See more at carljoewilliams.com and on Instagram at @carl.joe.williams.
Megan Valentine, Curator and Registrar
Alexandria Museum of Art
“Originally from Pineville, Pat Phillips has seen an impressive rise in the past year. He spent some time creating in Alexandria and selling his work at art festivals before he was selected for a Joan Mitchell Fellowship in 2017 and then exhibited with the Whitney Biennial exhibition in 2019. His work began as street art and graffiti on a variety of media and has developed through the years, influenced by artists such as Romare Bearden, while still incorporating the street art style.
PAT PHILLIPS “Roots,” 2011, acrylic on wood panel.
See more of Phillips work at patphillipsart.com and on Instagram at @vito_farinola.
Bradley Sumrall, Curator of the Collection
Ogden Museum of Southern Art
“John Isiah Walton is a painter born in 1985 in New Orleans, where he continues to live and work. Walton’s paintings are executed with expressive and frenetic brush strokes, creating surfaces filled with an energy and motion that seems to pulsate with the rhythms of contemporary New Orleans music and dance. While building upon the work of the Neo-Expressionists, his narratives, mark-making, and visual aesthetic also reference contemporary street art and Social Expressionism. This is vibrant and relevant work that speaks to the urban South. This young man is on fire, so collectors should strike while the iron is hot!”

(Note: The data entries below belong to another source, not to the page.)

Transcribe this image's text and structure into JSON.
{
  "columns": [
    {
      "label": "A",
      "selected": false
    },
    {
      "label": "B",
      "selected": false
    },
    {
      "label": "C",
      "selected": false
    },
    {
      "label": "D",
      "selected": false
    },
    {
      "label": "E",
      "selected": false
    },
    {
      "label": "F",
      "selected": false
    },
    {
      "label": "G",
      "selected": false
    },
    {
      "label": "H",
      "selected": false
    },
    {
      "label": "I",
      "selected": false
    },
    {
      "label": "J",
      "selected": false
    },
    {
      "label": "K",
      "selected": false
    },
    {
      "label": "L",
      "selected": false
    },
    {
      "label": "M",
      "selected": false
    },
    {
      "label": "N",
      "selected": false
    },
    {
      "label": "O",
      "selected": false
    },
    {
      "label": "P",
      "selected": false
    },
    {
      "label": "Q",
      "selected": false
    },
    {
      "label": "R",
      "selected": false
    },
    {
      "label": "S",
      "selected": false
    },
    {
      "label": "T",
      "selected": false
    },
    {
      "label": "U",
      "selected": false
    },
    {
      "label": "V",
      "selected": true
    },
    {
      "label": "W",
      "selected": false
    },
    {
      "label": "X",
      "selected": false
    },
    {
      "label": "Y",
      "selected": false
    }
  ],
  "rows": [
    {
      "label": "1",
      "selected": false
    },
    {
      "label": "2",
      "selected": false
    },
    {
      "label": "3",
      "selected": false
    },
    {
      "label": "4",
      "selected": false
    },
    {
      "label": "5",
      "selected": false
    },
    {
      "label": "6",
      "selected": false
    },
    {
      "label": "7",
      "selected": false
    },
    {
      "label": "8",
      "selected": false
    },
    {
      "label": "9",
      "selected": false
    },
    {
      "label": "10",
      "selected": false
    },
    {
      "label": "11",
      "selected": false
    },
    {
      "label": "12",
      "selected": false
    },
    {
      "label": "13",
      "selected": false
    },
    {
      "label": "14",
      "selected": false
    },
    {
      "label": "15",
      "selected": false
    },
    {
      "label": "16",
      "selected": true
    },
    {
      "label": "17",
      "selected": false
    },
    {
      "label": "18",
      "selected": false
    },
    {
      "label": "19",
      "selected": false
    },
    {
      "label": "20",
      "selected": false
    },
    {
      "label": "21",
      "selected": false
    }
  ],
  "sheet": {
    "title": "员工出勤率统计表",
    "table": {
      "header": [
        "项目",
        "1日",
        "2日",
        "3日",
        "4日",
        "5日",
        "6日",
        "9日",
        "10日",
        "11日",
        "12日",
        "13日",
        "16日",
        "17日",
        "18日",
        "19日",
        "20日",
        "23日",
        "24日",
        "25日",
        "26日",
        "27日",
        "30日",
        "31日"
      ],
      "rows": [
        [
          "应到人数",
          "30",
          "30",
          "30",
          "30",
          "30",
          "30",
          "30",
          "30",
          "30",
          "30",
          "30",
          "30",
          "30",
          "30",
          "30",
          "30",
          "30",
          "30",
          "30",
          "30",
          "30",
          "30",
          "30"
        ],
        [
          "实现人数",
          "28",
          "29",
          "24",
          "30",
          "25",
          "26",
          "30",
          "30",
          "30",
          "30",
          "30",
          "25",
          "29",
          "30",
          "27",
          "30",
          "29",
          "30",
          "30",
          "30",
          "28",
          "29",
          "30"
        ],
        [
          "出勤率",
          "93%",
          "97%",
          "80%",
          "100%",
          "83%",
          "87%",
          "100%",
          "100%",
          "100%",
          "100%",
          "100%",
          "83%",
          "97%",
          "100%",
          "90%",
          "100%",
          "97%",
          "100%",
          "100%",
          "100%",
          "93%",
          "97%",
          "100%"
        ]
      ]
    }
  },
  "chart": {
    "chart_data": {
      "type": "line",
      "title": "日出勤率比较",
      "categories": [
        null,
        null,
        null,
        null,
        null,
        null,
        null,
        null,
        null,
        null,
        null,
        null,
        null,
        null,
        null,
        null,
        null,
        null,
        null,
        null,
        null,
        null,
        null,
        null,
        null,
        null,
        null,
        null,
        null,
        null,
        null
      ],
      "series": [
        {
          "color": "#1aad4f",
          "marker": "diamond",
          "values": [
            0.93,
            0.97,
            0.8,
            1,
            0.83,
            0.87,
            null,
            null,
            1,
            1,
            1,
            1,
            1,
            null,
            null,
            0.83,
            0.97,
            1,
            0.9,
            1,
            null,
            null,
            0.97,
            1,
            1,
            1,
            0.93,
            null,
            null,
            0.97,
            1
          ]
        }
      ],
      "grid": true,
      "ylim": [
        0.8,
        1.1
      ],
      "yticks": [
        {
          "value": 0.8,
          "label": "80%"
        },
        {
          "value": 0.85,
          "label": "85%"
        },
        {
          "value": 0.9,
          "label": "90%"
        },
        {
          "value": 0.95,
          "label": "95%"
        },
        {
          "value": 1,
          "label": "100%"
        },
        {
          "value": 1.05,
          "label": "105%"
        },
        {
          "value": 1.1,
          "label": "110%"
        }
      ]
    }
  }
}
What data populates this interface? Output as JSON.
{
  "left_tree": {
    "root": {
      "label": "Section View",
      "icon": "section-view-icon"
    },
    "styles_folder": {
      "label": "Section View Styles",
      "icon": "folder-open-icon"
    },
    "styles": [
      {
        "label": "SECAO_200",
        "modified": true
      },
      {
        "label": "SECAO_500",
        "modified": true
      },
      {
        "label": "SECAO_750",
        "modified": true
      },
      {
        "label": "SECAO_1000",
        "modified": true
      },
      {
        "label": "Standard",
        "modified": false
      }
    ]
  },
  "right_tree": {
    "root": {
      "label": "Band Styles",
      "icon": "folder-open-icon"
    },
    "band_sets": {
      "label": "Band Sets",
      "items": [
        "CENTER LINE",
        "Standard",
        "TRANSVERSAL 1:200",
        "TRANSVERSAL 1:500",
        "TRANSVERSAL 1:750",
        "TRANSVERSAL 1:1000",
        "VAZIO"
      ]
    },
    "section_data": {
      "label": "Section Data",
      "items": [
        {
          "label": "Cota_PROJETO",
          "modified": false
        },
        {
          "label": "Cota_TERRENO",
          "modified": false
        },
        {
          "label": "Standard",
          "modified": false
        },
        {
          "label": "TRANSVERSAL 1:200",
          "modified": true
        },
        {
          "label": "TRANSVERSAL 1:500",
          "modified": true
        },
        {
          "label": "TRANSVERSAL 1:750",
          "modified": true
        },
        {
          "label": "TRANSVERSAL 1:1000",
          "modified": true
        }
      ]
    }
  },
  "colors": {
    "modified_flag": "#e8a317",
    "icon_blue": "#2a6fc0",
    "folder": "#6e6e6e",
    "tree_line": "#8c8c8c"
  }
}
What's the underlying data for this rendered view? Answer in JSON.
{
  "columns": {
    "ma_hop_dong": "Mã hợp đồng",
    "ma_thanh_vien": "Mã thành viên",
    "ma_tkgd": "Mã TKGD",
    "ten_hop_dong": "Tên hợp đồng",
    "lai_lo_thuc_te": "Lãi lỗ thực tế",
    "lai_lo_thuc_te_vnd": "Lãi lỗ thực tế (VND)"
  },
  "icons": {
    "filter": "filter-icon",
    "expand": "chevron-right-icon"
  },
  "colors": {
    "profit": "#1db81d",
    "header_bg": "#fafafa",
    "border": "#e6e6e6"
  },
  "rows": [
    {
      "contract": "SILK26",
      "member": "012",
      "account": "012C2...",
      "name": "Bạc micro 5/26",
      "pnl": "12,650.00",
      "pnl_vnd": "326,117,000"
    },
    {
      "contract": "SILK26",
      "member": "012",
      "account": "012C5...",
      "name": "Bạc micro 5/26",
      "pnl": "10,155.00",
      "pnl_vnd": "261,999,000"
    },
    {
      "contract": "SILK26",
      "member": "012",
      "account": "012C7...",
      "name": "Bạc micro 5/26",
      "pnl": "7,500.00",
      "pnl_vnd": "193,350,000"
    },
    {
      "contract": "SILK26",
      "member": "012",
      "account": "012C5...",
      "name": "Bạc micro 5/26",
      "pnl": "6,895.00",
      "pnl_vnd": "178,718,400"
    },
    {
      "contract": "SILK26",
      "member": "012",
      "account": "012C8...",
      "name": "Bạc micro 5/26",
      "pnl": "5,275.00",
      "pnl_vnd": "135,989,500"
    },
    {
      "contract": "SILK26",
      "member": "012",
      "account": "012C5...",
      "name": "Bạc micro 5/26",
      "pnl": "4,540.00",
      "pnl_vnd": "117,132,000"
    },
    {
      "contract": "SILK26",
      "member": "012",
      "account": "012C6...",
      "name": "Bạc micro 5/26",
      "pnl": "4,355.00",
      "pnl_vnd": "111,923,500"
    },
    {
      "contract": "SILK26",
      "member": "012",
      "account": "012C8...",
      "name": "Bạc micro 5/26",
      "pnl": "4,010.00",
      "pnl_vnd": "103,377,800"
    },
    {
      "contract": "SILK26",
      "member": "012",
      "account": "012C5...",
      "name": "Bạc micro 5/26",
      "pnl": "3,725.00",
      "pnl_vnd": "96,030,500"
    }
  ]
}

See more at johnisiahwalton.com and on Instagram at @john_isiah_gt.
JOHN ISAIAH WALTON “Hot Girl Summer”, 2019, Oil on canvas, Collection of the artist.